■ WHAT TO DO
Search the entries for the word "provider" and copy each line that has it.

■ SOURCE RECORDS
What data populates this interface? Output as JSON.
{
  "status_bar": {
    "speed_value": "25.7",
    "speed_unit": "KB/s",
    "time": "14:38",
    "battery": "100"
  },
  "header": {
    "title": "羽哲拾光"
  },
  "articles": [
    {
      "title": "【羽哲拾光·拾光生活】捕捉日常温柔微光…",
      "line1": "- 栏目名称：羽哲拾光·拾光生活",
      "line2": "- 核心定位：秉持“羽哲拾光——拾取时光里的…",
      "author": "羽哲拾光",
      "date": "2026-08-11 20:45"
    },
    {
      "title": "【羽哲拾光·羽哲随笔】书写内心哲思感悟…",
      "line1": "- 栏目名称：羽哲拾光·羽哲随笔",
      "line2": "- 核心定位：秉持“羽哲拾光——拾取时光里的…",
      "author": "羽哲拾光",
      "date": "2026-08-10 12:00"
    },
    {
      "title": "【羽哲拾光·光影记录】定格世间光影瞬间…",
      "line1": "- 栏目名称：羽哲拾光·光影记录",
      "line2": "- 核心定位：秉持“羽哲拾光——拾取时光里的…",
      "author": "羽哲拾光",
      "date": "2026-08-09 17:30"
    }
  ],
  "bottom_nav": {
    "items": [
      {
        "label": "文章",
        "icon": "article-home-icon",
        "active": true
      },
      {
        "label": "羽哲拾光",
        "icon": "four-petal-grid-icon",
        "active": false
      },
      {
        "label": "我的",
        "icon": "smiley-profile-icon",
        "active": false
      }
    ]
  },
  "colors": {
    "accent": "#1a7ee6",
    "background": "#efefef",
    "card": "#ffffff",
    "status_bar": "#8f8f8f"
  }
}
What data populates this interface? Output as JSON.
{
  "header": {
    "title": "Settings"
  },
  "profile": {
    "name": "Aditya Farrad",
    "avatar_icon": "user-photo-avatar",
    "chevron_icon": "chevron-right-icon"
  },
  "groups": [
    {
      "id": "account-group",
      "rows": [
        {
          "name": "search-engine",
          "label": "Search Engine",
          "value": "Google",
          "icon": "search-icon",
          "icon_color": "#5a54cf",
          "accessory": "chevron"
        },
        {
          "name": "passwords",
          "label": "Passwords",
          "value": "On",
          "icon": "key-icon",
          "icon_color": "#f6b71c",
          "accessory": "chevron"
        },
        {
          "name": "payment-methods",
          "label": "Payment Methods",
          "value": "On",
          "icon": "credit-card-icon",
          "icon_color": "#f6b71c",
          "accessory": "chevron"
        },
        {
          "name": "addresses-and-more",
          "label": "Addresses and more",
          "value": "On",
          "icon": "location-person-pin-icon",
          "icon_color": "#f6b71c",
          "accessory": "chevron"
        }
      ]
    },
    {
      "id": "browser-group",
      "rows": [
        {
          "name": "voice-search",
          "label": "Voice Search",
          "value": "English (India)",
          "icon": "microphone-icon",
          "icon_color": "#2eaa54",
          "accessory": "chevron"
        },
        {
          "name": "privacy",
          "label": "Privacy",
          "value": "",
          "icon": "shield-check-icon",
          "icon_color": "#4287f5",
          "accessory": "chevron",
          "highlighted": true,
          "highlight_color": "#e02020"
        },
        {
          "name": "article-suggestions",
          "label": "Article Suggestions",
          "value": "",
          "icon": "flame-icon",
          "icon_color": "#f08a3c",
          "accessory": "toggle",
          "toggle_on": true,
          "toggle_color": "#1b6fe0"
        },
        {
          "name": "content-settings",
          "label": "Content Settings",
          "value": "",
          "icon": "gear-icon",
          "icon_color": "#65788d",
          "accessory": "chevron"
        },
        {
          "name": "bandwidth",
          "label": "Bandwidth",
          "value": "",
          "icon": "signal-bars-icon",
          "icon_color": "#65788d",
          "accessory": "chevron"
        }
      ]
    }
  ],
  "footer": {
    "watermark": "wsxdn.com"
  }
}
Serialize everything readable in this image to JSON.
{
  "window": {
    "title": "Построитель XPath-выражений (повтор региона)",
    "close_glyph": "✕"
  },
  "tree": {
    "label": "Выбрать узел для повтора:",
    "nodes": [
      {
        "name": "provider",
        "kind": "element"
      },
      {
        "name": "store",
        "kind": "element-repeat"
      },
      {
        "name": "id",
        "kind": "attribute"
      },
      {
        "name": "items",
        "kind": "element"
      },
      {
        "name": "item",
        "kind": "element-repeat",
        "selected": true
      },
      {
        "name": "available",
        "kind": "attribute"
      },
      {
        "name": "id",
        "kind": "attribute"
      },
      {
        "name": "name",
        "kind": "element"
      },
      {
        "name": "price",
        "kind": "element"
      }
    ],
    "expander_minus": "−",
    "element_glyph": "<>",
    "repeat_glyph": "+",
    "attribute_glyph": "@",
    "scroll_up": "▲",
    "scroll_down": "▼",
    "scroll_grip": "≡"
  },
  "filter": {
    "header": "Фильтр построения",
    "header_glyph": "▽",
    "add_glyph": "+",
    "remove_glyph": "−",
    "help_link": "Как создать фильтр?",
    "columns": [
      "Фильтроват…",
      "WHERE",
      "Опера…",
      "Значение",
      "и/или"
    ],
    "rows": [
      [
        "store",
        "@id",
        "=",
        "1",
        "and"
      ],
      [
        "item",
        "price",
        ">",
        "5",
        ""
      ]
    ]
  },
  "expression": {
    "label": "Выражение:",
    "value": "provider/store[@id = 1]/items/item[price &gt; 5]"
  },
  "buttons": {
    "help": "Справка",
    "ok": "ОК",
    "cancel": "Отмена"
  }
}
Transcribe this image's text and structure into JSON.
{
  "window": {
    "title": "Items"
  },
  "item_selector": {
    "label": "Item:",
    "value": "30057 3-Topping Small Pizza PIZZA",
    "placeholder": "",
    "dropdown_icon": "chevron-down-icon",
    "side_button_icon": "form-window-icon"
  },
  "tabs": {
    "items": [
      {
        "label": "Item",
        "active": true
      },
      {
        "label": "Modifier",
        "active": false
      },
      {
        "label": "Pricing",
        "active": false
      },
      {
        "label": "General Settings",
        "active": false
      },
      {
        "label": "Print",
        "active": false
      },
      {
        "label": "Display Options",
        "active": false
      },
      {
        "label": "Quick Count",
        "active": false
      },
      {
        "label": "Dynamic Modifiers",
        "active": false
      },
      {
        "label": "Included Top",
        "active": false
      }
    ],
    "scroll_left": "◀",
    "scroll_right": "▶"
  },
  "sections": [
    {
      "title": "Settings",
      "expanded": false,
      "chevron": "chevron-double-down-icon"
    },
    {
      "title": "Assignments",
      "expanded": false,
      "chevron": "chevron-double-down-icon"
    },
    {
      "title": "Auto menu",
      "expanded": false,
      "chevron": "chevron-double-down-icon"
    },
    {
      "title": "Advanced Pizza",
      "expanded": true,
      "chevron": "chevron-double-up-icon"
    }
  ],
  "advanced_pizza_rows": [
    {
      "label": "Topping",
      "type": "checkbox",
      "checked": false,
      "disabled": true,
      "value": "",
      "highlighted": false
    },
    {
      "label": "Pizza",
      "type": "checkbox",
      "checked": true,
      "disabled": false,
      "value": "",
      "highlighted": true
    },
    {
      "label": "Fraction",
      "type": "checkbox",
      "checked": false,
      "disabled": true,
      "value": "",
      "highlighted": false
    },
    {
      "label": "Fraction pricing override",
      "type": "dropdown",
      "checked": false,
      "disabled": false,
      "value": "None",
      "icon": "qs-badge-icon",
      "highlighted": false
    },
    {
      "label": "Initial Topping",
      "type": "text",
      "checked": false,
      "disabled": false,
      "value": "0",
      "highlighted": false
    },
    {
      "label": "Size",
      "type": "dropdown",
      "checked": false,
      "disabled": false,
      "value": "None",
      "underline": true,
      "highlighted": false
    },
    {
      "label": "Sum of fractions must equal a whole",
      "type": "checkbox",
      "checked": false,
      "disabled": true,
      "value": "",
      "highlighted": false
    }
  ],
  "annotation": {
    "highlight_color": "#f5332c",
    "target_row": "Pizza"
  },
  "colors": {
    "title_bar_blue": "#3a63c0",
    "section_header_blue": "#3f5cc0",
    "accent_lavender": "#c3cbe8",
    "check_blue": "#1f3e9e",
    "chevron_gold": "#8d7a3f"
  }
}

■ ANSWER SECTION
        "name": "provider",
    "value": "provider/store[@id = 1]/items/item[price &gt; 5]"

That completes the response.